» PROMPT
Among the entries below, find the lines that contain the string "text". State only how many there are.

» AVAILABLE DATA
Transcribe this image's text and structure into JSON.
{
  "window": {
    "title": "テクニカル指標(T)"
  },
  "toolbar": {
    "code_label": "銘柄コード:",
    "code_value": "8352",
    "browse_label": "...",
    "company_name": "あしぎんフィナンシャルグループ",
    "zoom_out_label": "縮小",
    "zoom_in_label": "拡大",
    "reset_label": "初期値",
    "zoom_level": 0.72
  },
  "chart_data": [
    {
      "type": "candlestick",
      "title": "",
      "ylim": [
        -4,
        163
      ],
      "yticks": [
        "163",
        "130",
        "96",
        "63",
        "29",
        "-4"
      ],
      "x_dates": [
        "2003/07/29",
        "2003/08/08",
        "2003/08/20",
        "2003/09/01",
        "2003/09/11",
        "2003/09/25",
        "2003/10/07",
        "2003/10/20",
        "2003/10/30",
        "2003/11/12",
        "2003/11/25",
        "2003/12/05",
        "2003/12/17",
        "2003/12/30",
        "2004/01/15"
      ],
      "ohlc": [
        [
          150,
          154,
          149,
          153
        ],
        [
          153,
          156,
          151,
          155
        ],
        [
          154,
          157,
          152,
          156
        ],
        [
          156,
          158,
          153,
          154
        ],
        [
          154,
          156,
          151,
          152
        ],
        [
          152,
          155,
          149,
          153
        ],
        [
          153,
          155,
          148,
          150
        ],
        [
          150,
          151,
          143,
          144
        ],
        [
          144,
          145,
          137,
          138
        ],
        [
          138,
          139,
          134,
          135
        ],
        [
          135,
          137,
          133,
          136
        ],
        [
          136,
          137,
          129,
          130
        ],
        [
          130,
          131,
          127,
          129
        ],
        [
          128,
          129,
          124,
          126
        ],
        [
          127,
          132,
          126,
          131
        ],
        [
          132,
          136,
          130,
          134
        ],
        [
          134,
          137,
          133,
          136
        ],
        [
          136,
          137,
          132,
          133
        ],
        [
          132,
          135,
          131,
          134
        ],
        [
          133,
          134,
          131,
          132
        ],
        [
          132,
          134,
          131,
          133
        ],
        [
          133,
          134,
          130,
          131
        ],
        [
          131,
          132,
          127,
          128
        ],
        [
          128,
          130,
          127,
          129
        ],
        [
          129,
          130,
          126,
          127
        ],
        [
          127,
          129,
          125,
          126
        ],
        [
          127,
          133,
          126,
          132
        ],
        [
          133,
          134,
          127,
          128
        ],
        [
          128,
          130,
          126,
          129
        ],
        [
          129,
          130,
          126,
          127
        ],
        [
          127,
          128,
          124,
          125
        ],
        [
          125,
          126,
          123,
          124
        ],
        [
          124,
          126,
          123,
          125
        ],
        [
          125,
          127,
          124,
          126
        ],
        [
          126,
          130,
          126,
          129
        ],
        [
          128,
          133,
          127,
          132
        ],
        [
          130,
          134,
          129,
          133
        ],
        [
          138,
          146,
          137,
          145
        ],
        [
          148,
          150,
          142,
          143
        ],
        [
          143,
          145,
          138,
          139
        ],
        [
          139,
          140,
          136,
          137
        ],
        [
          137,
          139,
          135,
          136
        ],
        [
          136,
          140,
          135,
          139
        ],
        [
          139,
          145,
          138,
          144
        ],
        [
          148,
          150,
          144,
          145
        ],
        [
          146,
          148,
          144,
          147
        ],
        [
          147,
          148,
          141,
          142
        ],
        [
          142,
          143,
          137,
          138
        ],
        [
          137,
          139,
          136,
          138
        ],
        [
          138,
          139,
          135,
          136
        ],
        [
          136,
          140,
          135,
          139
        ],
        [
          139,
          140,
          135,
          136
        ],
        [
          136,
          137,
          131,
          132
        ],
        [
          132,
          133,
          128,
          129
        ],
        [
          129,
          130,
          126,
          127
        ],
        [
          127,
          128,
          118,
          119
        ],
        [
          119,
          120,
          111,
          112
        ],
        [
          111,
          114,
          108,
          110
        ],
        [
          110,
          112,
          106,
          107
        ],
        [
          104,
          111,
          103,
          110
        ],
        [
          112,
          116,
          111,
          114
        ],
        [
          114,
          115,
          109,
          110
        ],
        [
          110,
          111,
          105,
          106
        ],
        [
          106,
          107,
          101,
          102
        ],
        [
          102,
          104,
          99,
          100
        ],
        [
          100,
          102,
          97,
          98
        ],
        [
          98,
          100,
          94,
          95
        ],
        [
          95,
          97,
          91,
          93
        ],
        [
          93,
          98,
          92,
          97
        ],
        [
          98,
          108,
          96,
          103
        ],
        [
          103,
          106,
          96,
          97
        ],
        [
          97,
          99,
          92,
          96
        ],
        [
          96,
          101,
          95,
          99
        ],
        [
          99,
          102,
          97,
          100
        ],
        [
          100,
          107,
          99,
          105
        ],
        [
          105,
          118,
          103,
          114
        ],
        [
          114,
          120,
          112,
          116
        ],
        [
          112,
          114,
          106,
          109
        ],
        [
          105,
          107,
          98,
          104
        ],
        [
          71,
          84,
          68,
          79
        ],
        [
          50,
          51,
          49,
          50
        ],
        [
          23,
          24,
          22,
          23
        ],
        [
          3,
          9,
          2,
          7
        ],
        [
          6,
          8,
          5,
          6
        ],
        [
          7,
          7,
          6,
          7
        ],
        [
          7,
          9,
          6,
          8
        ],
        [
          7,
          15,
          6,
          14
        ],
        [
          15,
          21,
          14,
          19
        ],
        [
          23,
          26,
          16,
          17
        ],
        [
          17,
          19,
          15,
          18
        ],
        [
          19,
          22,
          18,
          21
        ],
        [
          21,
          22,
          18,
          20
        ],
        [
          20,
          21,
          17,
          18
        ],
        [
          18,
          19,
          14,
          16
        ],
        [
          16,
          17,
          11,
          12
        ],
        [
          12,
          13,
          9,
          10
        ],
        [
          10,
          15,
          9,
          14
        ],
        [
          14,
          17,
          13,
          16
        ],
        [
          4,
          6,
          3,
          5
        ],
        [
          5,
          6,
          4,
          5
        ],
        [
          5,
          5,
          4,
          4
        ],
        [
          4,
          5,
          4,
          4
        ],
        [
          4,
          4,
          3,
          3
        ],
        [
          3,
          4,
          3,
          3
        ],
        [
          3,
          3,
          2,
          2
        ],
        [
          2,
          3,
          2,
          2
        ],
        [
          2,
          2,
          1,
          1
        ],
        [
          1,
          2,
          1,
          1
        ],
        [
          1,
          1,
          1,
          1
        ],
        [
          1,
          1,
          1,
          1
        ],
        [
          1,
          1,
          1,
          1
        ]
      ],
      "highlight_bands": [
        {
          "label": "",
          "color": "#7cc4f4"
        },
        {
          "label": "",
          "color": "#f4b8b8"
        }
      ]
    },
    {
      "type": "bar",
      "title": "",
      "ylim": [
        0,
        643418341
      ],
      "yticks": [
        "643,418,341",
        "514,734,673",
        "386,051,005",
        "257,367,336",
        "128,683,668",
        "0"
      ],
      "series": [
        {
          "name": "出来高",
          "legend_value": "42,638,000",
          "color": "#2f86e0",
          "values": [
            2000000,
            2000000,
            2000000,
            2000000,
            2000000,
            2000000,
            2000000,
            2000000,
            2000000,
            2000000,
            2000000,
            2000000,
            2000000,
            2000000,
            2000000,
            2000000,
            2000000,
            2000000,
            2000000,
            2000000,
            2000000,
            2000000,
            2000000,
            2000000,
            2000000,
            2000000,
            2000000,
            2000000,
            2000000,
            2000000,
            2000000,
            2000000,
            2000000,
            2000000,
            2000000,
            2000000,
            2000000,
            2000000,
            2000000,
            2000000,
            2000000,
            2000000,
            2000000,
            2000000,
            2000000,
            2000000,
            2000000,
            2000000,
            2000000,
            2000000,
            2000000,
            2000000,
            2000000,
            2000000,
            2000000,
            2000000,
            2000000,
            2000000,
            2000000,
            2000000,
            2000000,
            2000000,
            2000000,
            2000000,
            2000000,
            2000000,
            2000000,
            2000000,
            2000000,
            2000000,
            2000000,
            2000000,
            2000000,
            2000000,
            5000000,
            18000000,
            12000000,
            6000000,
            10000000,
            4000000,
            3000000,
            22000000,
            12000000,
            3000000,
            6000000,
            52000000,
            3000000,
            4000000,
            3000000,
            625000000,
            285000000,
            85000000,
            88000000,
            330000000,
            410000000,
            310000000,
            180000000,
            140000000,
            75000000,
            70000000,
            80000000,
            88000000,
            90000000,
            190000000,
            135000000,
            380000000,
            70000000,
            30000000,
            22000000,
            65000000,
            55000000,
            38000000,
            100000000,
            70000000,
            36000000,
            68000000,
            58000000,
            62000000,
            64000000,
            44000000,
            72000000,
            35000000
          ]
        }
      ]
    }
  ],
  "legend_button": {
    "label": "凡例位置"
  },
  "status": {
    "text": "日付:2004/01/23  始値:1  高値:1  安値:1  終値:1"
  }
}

» EXERCISE ANSWER
2